Former senator and presidential candidate John Edwards arrives at federal court in Greensboro, North Carolina on Tuesday, May 1, 2012. Edwards is accused of campaign finance corruption for allegedly illegally using donor funds to cover-up an extra-marital affair which lead to the birth of a child.
GREENSBORO, North Carolina (CNN) -- The attorney for a 101-year-old billionaire donor whose money is at the center of John Edwards' corruption trial told jurors Monday that his client knew the hundreds of thousands of dollars she gave the former U.S. presidential candidate was not a campaign contribution.
Alex Forger said his client, Rachel "Bunny" Mellon, "liked John Edwards as an individual" and supported him, giving the ex-senator $725,000.
But he said Mellon had "no doubt" that at least some of it wasn't for Edwards' campaign.
Mellon's donations, at least in part, were used to conceal the former senator's mistress, Rielle Hunter, whom he later admitted to having an affair and fathering a child with while seeking the Democratic Party's 2008 presidential nomination.
Forger had earlier recalled in federal court in Greensboro, North Carolina, that he became aware of the ruse in September 2007 when his client almost bounced a $150,000 check.
Edwards has pleaded not guilty. He could face up to 30 years behind bars if convicted.
His attorneys said the former U.S. senator from North Carolina was unaware of the scheme, which violates campaign finance laws, blaming aide Andrew Young, who had claimed paternity of Edwards' child during the campaign.
Young admitted during questioning that he used some donations for his own personal benefit -- particularly to fund construction of a home that included a pool and a theater.
But prosecutors said Edwards broke federal law by accepting Mellon's money and more than $200,000 from the late Fred Baron, a Texas lawyer who was his finance chairman.

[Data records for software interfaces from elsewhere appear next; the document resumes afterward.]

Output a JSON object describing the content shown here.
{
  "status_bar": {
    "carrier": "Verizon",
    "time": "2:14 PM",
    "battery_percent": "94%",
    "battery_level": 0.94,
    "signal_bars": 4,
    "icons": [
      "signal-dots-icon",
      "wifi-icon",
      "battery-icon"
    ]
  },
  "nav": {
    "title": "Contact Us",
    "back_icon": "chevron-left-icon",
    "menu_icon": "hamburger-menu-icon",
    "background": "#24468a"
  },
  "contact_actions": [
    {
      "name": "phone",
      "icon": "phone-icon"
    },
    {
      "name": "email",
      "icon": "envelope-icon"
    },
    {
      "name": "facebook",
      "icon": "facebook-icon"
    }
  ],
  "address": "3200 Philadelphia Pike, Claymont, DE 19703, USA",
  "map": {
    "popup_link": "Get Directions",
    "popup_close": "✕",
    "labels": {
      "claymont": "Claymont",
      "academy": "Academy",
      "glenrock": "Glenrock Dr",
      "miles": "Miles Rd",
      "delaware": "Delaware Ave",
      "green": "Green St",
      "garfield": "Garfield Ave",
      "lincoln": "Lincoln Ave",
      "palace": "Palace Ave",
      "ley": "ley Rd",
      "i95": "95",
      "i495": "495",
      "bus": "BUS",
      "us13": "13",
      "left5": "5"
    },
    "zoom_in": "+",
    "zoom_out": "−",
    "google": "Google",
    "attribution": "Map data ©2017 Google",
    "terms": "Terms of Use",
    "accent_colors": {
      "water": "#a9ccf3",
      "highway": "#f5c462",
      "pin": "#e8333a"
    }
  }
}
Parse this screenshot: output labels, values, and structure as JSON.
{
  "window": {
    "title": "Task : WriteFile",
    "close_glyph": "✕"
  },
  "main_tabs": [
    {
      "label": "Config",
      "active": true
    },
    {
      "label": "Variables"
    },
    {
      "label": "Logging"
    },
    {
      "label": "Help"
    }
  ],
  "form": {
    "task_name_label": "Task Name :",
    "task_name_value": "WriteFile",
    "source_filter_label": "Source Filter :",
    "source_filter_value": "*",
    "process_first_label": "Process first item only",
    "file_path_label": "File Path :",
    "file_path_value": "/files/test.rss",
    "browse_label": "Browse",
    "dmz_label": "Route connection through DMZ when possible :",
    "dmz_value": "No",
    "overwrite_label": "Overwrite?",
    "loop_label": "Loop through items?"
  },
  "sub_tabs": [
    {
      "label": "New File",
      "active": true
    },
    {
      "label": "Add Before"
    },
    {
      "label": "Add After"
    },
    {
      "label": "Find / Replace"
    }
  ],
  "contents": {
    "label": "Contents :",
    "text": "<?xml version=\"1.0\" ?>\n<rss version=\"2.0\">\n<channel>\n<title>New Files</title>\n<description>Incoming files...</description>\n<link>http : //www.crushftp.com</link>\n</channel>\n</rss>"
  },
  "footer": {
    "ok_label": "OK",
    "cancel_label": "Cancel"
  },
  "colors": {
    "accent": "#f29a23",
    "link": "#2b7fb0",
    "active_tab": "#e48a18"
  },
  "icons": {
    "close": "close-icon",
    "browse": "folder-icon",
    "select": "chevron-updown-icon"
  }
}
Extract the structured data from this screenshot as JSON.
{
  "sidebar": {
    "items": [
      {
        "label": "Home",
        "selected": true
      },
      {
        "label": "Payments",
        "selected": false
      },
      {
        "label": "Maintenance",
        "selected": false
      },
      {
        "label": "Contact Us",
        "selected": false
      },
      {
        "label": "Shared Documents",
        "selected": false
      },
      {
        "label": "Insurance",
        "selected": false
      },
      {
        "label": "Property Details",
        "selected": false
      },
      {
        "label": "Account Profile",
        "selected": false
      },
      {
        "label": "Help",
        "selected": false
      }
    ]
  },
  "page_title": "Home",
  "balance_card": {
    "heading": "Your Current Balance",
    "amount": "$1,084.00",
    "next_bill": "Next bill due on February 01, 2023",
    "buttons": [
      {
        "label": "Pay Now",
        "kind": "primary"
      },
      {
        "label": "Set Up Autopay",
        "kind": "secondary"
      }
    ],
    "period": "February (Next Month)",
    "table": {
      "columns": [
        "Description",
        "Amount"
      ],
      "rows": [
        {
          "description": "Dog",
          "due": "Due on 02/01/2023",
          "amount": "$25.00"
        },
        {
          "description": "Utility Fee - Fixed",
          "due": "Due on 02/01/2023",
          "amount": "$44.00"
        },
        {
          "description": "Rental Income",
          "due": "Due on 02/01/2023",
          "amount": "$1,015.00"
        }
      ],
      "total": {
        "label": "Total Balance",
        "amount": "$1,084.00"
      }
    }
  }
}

That money was used to pay for Hunter's living and medical expenses, travel and accommodations to keep the mistress out of sight, while Edwards made his second White House run, according to prosecutors.
Analysts said Edwards' knowledge of the finance scheme remains a central question of whether or not to convict the former politician on corruption charges.